Again thanking you warmly | My dear Hooker | Ever Yours | Ch. Darwin

I did not attend to or care about the Haughton controversy; it seemed chiefly about the range of a single or at most two species.—3

I should have hugely enjoyed talking over with you Wallace’s book.—4

Can you give me seeds of Commelyna cœlestis? I have applied to Thompson of Ipswich, & he has not any.—5


See letter from J. D. Hooker, 4 December 1880 and n. 1. Francis Darwin was to be proposed for fellowship of the Royal Society of London. Proposal certificates listed the candidate’s publications. In the event, Francis was proposed by Michael Foster in January 1881 and elected in June 1882 (Royal Society archives, GB 117 EC/1882/09).
The Darwins were in London at the home of CD’s brother, Erasmus Alvey Darwin, from 7 December 1880, then travelled to Leith Hill Place, Surrey, on 11 December, and returned home on 15 December (CD’s ‘Journal’ (Appendix II)).
See letter from J. D. Hooker, 4 December 1880 and n. 3. Samuel Haughton had argued against a uniformitarian view of geological change in a series of letters published in Nature.
See letter from J. D. Hooker, 22 November 1880, and letter to J. D. Hooker, 23 November 1880. Alfred Russel Wallace’s recently published work, Island life (Wallace 1880a), had been dedicated to Hooker.
Commelina coelestis is dayflower; CD’s notes, dated 24 December 1880 to 11 January 1881, on geotropism in young cotyledons of this species, are in DAR 67: 60–4. William Thompson (1823–1903) owned a nursery in Ipswich.


Wallace, Alfred Russel. 1880a. Island life: or, the phenomena and causes of insular faunas and floras, including a revision and attempted solution of the problem of geological climates. London: Macmillan.


Thanks for agreeing to propose Frank as F.R.S.

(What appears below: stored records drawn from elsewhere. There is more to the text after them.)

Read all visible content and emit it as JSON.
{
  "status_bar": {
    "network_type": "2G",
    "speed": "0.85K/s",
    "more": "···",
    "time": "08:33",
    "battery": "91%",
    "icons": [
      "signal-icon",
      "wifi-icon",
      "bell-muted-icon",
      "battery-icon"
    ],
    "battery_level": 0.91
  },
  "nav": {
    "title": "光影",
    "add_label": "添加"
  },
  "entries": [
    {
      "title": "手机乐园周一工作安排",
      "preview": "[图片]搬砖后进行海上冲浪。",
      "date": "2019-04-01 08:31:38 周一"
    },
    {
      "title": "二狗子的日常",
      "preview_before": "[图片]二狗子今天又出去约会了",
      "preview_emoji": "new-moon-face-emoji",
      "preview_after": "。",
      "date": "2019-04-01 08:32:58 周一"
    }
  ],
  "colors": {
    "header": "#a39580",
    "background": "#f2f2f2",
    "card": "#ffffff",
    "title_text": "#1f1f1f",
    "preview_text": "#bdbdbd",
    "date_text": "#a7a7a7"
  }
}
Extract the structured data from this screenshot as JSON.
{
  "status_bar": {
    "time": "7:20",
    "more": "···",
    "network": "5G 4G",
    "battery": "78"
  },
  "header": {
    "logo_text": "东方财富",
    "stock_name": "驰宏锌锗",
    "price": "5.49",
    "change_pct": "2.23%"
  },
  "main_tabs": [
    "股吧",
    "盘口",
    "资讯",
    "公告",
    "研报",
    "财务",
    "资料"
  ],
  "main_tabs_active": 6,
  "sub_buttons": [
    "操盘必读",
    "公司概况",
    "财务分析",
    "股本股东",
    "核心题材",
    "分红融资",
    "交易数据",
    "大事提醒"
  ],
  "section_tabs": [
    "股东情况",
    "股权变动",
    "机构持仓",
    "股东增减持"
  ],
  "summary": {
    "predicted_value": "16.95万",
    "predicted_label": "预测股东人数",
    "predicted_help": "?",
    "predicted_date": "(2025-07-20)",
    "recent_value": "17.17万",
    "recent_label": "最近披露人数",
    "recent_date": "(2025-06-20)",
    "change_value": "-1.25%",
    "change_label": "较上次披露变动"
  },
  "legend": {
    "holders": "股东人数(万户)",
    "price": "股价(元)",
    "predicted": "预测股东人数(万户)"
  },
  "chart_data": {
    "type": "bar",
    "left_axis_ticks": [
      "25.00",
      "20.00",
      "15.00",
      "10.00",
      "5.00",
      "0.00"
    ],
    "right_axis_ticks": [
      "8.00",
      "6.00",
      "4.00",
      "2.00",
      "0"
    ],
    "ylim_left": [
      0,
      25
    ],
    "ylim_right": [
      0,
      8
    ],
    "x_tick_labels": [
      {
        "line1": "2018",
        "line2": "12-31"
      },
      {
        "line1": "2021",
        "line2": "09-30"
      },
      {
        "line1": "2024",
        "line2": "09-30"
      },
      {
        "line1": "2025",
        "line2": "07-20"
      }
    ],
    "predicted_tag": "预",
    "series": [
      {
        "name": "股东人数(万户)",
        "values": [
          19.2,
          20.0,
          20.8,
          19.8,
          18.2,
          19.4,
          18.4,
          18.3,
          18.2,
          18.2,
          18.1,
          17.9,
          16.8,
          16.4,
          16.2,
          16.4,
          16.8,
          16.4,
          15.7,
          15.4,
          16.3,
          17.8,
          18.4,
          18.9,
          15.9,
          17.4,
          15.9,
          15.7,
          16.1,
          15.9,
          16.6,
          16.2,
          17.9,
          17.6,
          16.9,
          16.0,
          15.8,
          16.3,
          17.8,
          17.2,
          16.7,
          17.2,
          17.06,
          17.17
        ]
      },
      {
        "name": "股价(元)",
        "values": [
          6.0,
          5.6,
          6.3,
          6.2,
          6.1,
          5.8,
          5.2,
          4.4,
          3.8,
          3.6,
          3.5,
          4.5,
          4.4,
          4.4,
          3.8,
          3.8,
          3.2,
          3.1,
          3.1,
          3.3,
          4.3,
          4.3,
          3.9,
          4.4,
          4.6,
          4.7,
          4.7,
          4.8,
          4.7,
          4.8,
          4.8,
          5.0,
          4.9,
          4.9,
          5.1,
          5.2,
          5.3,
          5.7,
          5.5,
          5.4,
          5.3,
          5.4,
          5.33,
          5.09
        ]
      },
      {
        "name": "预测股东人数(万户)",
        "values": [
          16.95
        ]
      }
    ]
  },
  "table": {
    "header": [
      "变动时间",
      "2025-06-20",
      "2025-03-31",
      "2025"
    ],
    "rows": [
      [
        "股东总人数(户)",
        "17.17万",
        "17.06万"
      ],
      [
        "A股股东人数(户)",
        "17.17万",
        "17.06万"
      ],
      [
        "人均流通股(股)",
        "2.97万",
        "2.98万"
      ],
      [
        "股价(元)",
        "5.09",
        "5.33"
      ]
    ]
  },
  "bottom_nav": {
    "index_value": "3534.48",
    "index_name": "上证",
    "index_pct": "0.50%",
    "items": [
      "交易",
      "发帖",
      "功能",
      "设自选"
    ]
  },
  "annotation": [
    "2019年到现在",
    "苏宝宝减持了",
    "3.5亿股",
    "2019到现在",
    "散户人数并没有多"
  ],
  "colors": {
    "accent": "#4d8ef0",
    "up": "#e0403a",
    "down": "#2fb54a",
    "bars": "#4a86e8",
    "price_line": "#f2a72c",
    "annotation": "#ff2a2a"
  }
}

Would have enjoyed discussing Island life.

Letter details

Letter no.
Charles Robert Darwin
Joseph Dalton Hooker
Sent from
Source of text
DAR 95: 504–5
Physical description
ALS 4pp

Please cite as

Darwin Correspondence Project, “Letter no. 12890,” accessed on 12 September 2023,